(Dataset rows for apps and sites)
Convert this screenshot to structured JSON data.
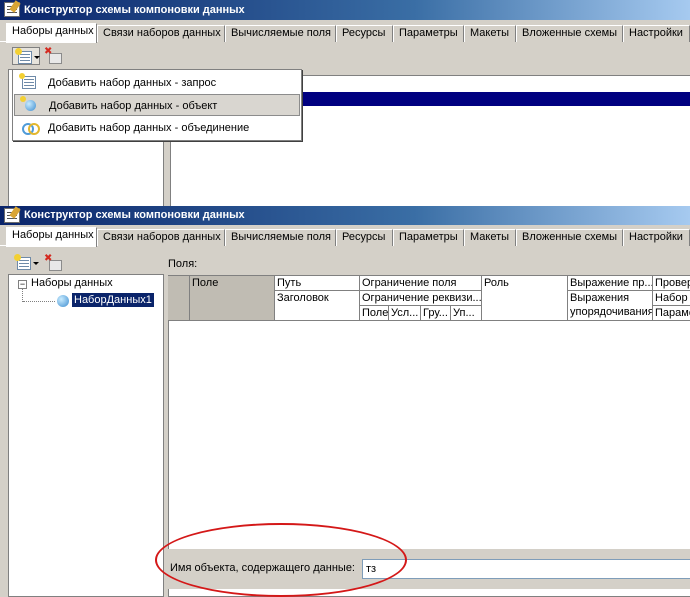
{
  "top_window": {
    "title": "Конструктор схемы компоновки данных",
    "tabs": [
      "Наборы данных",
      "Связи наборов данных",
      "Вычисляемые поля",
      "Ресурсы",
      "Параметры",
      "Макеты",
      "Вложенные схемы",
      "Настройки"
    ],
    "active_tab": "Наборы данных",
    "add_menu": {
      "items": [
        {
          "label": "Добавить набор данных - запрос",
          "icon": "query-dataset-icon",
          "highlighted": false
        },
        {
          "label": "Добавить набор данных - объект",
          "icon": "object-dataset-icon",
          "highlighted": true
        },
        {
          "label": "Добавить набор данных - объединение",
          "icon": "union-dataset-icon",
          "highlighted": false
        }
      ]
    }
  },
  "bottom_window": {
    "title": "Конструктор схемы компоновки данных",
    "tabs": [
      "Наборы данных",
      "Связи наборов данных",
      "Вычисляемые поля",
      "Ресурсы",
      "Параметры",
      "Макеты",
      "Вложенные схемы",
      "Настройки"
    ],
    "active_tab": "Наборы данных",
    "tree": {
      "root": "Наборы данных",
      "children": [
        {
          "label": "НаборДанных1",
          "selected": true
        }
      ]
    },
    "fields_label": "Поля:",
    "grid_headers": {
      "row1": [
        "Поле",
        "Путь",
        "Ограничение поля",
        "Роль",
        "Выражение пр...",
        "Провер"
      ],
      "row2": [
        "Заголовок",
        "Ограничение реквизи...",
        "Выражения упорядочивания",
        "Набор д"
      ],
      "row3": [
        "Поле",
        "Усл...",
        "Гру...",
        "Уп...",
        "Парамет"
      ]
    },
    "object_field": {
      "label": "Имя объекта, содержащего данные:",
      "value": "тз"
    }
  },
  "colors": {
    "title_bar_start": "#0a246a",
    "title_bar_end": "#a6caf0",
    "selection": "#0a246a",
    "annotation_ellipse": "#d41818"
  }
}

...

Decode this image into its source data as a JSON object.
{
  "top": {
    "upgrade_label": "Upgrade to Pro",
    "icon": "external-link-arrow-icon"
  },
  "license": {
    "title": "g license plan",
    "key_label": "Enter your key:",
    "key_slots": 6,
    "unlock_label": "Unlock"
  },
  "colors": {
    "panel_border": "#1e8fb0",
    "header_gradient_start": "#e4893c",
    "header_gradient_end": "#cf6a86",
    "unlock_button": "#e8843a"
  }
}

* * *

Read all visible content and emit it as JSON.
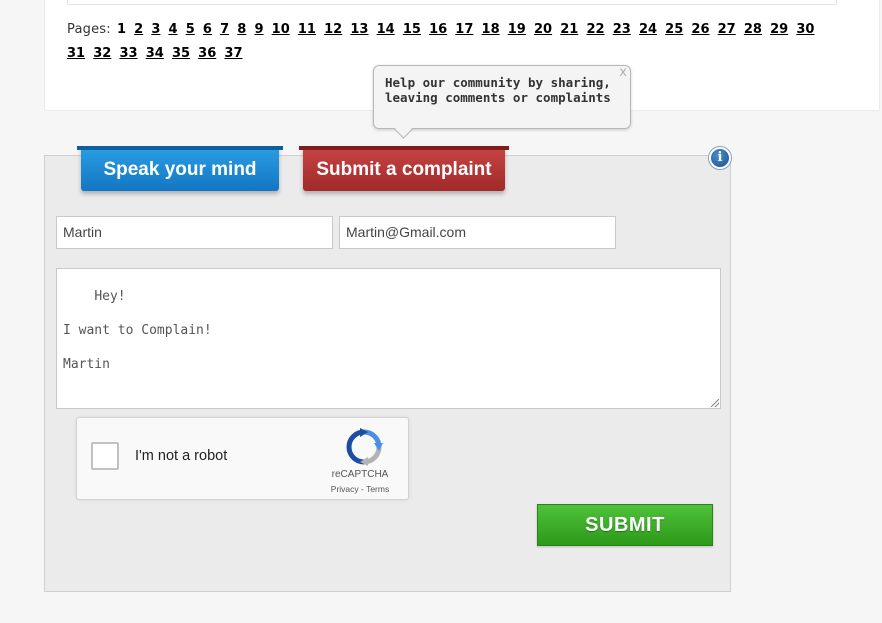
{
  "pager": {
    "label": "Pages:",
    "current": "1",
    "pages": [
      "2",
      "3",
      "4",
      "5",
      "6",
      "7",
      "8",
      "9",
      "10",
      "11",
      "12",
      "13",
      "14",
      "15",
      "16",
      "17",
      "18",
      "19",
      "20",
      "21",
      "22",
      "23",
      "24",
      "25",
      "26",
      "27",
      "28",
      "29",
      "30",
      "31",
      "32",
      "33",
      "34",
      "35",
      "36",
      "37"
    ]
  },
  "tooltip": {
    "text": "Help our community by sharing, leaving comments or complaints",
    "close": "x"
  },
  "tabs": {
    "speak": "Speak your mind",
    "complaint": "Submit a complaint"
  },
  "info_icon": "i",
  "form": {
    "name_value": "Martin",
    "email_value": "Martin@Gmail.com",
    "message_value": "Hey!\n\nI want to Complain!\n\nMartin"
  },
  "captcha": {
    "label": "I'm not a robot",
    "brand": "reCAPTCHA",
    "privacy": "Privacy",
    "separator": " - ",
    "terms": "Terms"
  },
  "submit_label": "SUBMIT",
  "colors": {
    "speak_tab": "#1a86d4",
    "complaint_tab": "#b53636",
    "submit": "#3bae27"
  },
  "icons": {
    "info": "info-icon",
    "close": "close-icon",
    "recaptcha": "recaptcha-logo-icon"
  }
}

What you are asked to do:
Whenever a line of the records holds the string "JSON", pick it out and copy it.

Answer box:
Convert this screenshot to structured JSON data.
Decode this image into its source data as a JSON object.
Read all visible content and emit it as JSON.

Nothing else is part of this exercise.